Spock is the Vulcan that comes to mind when we think of the word Vulcan. Spock is a character from the original 1960’s Star Trek TV show which spawned generations of Trekkies (fans who are gaga over all things Star Trek and sometimes don’t get along with Star Wars fans). The thing about Vulcans is that when they first were introduced, they were the epitome of who the Modern man was supposed to be like.
Captain Kirk was all rough and tumble, shooting from the hip, kissing the girls and making the boys cry. Spock was the one who tempered back Kirk. He advised Kirk. He brought the logic and emotionless objective insight truly need “To boldly go where no man has gone before.” Pure logic. Love it. Spock to this day is held up in high esteem.
Now, according to Star Trek lore, Vulcans weren’t always like this. They once were savage brutes controlled by their emotions. That is, until the Vulcan philosopher Surak began teaching about controlling ones emotions and living by logic alone. This is all well and good. We admire that, right? Being able to be purely logical, detached, emotionless, and able to see things from an objective point of view, right?
But something happened over time. In the mid to late 1990’s we met the Vulcan Tuvok on Star Trek: Voyager. Tuvok spoke of having to meditate and focus on keeping his emotions in check and not letting them override him. He was shown multiple times meditating, working on controlling his emotions and only living by logic.
And then, in the early 2000’s in the short lived (and ill fated if you ask me) Star Trek: Enterprise, we meet the Vulcan T’Pol. Through T’Pol we learn more about the spirituality of controlling one’s emotions and focusing on logic. Star Trek: Enterprise chronicled the early years of Earth space exploration. And you begin to see more about what makes a Vulcan a Vulcan. Their philosophical emphasis on removing emotion and living by logic alone evolved through the franchise into a variant of spirituality. It began to be explained as a form of spirituality with Surak the Vulcan philosopher becoming a spiritual guru with an immortal soul (called a katra…long story, maybe for another post some day).
Vulcans were spiritual people with a spirituality revolving around the control of emotions, detachment from this world, and trying to see things through logic. And meditation was the main way of doing this.
A lot of times when we think of spirituality we think of things like this. Spirituality has become a form of meditation and detachment. It has become a way of dealing with the world around us. Even though the Vulcans were seen as atheistic (that is, no system or pantheon of gods or afterlife like the Klingons or Andorians) they still were spiritual. Today, even in our own thought and philosophical system, we have spiritual elements to it. Many times it is detachment. There is some author or authors or teacher (who really are gurus) that fuel one’s spiritual and philosophical belief system (Carl Sagan, Steve Jobs, Huh Hefner to name a few). And we consider ourselves spiritual.

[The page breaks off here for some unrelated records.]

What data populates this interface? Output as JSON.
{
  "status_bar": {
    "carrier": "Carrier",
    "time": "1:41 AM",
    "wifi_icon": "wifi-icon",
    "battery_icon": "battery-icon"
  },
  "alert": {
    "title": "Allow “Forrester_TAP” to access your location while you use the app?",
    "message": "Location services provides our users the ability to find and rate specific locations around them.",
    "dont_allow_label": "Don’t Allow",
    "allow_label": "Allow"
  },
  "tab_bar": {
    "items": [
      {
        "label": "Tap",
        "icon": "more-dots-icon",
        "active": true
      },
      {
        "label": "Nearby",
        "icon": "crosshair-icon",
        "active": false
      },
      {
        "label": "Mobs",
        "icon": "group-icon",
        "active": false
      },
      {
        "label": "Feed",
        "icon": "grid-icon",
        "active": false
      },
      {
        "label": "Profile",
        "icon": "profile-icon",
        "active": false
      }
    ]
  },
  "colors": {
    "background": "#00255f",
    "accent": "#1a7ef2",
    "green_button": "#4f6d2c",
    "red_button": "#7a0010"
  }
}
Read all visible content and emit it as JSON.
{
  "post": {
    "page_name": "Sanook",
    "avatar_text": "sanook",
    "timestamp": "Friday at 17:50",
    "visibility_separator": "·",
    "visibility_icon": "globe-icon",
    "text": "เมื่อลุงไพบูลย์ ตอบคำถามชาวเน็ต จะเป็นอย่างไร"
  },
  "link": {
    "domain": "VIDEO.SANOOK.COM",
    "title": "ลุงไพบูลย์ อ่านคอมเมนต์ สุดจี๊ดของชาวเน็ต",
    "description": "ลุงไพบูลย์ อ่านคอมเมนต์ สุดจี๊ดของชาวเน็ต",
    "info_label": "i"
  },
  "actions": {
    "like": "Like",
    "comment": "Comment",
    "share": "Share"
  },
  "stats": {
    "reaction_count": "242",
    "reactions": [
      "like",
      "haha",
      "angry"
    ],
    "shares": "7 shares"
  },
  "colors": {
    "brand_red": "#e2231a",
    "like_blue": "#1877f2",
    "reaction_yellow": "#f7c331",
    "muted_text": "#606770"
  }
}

Spirituality is not detachment it is engagement. It is not something that is held personally but something that is practiced actively.
Psalm 1 says it well
“Blessed is the one who does not walk in step with the wicked or stand in the way that sinners take or sit in the company of mockers, but whose delight is in the Lord and who meditates on his law day and night.” Psalm 1:1-2
A true spirituality is not a detachment but a living different, living unique. It is meditating on what God has said, not on emptying oneself of emotion. It is embracing what God has created and made, not removing oneself from it. The idea of meditating here isn’t just sitting around doing nothing. It is pondering, thinking about, and then putting into action what you have read. It is in working with and walking with God.
Paul writes in Galatians
“Since we live by the Spirit, let us keep in step with the Spirit.” Galatians 5:25
Living by the Spirit of God is true spirituality. Keeping in tune with the Holy Spirit is truly meditating and living out God’s word and direction. It is truly being alive, not detached but engaging. Not removed and remote but interacting. In Jesus, through the Spirit, we are able to engage and interact in true spiritual vitality. But it begins with pondering, thinking about, meditating on what God has said, and then living it out. True spirituality involves action, not detachment.
The Vulcans will always be awesome. Yet the idea of what a Vulcan is has evolved over time as we have begun to try and understand the world around us. When the original series first came about, there was a desire for detachment, pure logic, and objective view of reality. Today there is a desire for something more. And the Vulcan spirituality that has evolved has reflected that. Yet to be truly spiritual we are not to suppress ourselves, but embrace who we are in Jesus. We are to ponder, think about, meditate on and then live out what God has called us to do in Jesus, living like Jesus and becoming like him in every way.